Flea beetles, I believe, are one culprit.
Have any suggestions?

Saturday, July 6, 2013

Rejoicing over the thornbushes: in which I pick Poison over Lincoln

Note: I began typing this post on June 5.  It was timely at the time.  Indulge me by thinking it is early June and the roses are blooming as you read this.

The last month or so of my life has not gone according to plan.  Given how poor I am about planning the end of the school year and trip preparations (previously mentioned here, and here among other places), and that I am about to embark upon my third trip in a month, this is not terribly surprising.  As I've grumbled about all the things that have gone wrong, from believing that students who put on acts of confidence and competence, to leaving data sheets on the copier (sadly, a time honored tradition in my life), to being nearly washed out of my field site and wondered how it is possible to have student issues, body issues, garden issues, colleague issues, cat issues, stuff issues, computer issues, kid and husband issues, weather issues and garage door issues all at the same time, I've tried to remind myself of the (alleged) Abraham Lincoln quote hanging on my office door, "We can complain that rose bushes have thorns, or rejoice that the thorn bushes have roses."
Not actually a rose.  I guess every thistle has its spines.
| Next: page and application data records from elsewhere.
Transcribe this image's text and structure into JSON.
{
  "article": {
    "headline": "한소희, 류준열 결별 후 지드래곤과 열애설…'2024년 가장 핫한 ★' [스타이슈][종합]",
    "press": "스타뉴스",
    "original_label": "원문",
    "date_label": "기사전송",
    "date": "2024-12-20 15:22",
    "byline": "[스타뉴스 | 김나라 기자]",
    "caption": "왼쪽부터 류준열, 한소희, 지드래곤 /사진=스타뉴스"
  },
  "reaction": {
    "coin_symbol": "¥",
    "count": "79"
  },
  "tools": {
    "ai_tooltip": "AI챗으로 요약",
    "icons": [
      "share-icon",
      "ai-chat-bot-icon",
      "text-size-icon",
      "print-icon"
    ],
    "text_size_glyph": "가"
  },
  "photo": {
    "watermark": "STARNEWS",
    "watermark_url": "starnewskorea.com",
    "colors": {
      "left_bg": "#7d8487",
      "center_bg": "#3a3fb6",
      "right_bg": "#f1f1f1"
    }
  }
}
And since my roses are blooming, and I want to remain an optimist, it seems apt.

But I have to disagree with Lincoln, or at least with my reading of the Lincoln quote, which suggests it is better to view them as flowering thorn bushes rather than prickly rose bushes.  I really don't want to be in a state in which I think that taking students to a conference*, travelling, having a house and garden, my job or Dianthus and Aster are thorn bushes.  Considering them to be thorn bushes seems to be setting expectations a bit too low, even for me, and somehow diminishes the experience of those who are enduring real thorns, be they my friend whose husband needs a second stem cell transplant, my former colleague who had a massive heart attack the day after graduation (did you even know that they do sextuple by-pass?), my unemployed best friends, or the people whose houses were in the way of the tornadoes. Being unemployed for a year yet loving the extra time for ones babies; that's appreciate the flowers on the thorn bushes.  Having a great, but by no means perfect, job, well, that's a rose bush.  The rose bush has some thorns, but then they all do.  

When you are among the thorn bushes, keep your eyes open for anything to rejoice about.  And, when you enter the rose garden, watch out for the thorns, for every rose has one**.

*Exhausting and expensive. And, no, we don't get paid overtime for taking three undergraduate students to a national conference.  Since this particular conference happened when school is not in session, I didn't get paid at all.

**"Just like every night has its dawn." ????  It's hard for me to take myself seriously when I am about to post  something quoting such a ridiculous poison song.